Subject has been on a stable dosage of any of Neurontin, Lyrica, Tramadol and Opioid medicines such as Ultram and Ultracet for at least 90 days prior to study start and is willing and able to maintain that stable dosage throughout study participation OR subject has not used or is willing to abstain from using any of the these medications for 30 days prior to study start.
Subject has not received or is willing to abstain from receiving any injections of local anesthetics such as lidocaine within 30 days prior to study start.
Subject is able and willing to take over-the-counter Regular Strength Tylenol tablets to manage pain, as needed, throughout the study.
Subject is willing and able to refrain from consuming any over-the-counter and/or prescription medications including muscle relaxants and/or herbal supplements and/or recreational and medical drugs including cannabis intended for the relief of pain and/or inflammation throughout study participation, except for the study-specific pain relief medication of over-the-counter Tylenol.
Subject is willing and able to refrain from engaging in any non-study procedure therapies for the management of foot pain throughout the study, including conventional therapies such as physical therapy, occupational therapy and hot or cold packs, as well as alternative therapies such as chiropractic care and acupuncture.

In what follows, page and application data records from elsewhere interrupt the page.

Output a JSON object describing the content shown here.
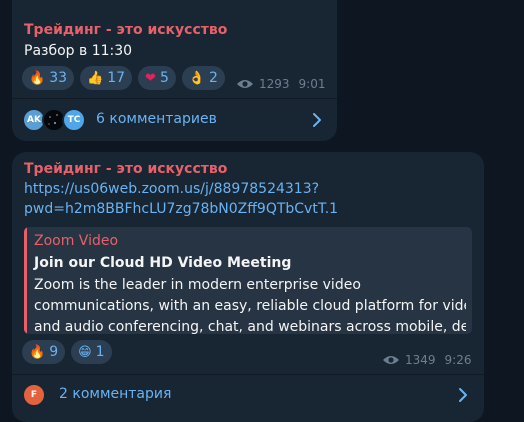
{
  "messages": [
    {
      "sender": "Трейдинг - это искусство",
      "text": "Разбор в 11:30",
      "reactions": [
        {
          "emoji": "🔥",
          "count": "33"
        },
        {
          "emoji": "👍",
          "count": "17"
        },
        {
          "emoji": "❤",
          "count": "5"
        },
        {
          "emoji": "👌",
          "count": "2"
        }
      ],
      "views": "1293",
      "time": "9:01",
      "commenters": [
        "AK",
        "",
        "TC"
      ],
      "comments_label": "6 комментариев"
    },
    {
      "sender": "Трейдинг - это искусство",
      "link_line1": "https://us06web.zoom.us/j/88978524313?",
      "link_line2": "pwd=h2m8BBFhcLU7zg78bN0Zff9QTbCvtT.1",
      "preview": {
        "site": "Zoom Video",
        "title": "Join our Cloud HD Video Meeting",
        "desc_line1": "Zoom is the leader in modern enterprise video",
        "desc_line2": "communications, with an easy, reliable cloud platform for video",
        "desc_line3": "and audio conferencing, chat, and webinars across mobile, de..."
      },
      "reactions": [
        {
          "emoji": "🔥",
          "count": "9"
        },
        {
          "emoji": "😁",
          "count": "1"
        }
      ],
      "views": "1349",
      "time": "9:26",
      "commenters": [
        "F"
      ],
      "comments_label": "2 комментария"
    }
  ],
  "colors": {
    "background": "#0e1621",
    "bubble": "#182533",
    "sender": "#e8616a",
    "link": "#6ab3f3",
    "meta": "#6d7f8f"
  }
}
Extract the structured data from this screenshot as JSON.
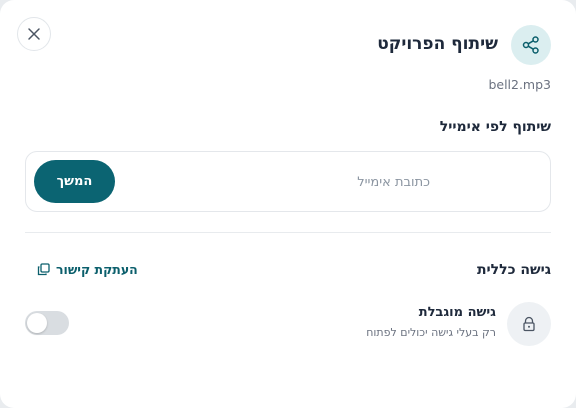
{
  "dialog": {
    "title": "שיתוף הפרויקט",
    "filename": "bell2.mp3",
    "close_icon": "close-icon",
    "share_icon": "share-icon"
  },
  "email_share": {
    "heading": "שיתוף לפי אימייל",
    "placeholder": "כתובת אימייל",
    "value": "",
    "continue_label": "המשך"
  },
  "general_access": {
    "heading": "גישה כללית",
    "copy_link_label": "העתקת קישור",
    "copy_icon": "copy-icon",
    "lock_icon": "lock-icon",
    "restricted_title": "גישה מוגבלת",
    "restricted_desc": "רק בעלי גישה יכולים לפתוח",
    "toggle_on": false
  },
  "colors": {
    "accent": "#0b6472",
    "share_badge_bg": "#dbeef0"
  }
}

Can communicate fluently in English and can read and write English sufficiently to comply with the study procedures and complete the information in the Subject Diary.
Subject's foot pain is undiagnosed, or has been diagnosed as being other than, or in addition to, diabetes induced Peripheral Neuropathy.
Subject's foot pain is unilateral or notably different between the two feet.
Serious organ disease or other serious primary disease merger.
Diabetes ketosis, ketoacidosis or severe infection within the past two weeks.
Current, active chronic pain disease: chronic fatigue syndrome, fibromyalgia, endometriosis, inflammatory bowel disease, interstitial cystitis, peripheral vascular disease.
Cancer or treatment for cancer in the past 6 months.
Surgical intervention to treat diabetic peripheral neuropathy foot pain, including implantation of a pain relief device.
Active infection, wound, or other external trauma to the areas to be treated with the laser.
Medical, physical, or other contraindications for, or sensitivity to, light therapy.
Pregnant, breast feeding, or planning pregnancy prior to the end of study participation.
Serious mental health illness such as dementia or schizophrenia; psychiatric hospitalization in past two years.
Developmental disability or cognitive impairment that in the opinion of the investigator would preclude adequate comprehension of the informed consent form and/or ability to record the necessary study measurements.
Any condition or other variable that in the opinion of the investigator may confound or interfere with the evaluation of the effectiveness of the investigational treatment or otherwise render the subject unable to comply with the requirements of the study protocol.
Involvement in litigation and/or receiving disability benefits related in any way to the parameters of the study.
Participation in a clinical study or other type of research in the past 30 days.
Contacts and Locations
|1||Arizona Institute of Footcare Physicians||Mesa||Arizona||United States||85204|
|2||Jeffrey Kleis, DPM||Costa Mesa||California||United States||92626|
|3||Hialeah Hospital Medical Plaza||Hialeah||Florida||United States||33139|
|4||Jordan Steinberg, DPM||Florham Park||New Jersey||United States||07932|
Sponsors and Collaborators
- Erchonia Corporation
- Principal Investigator: Sandra L Franco, DPM,
Study Documents (Full-Text)None provided.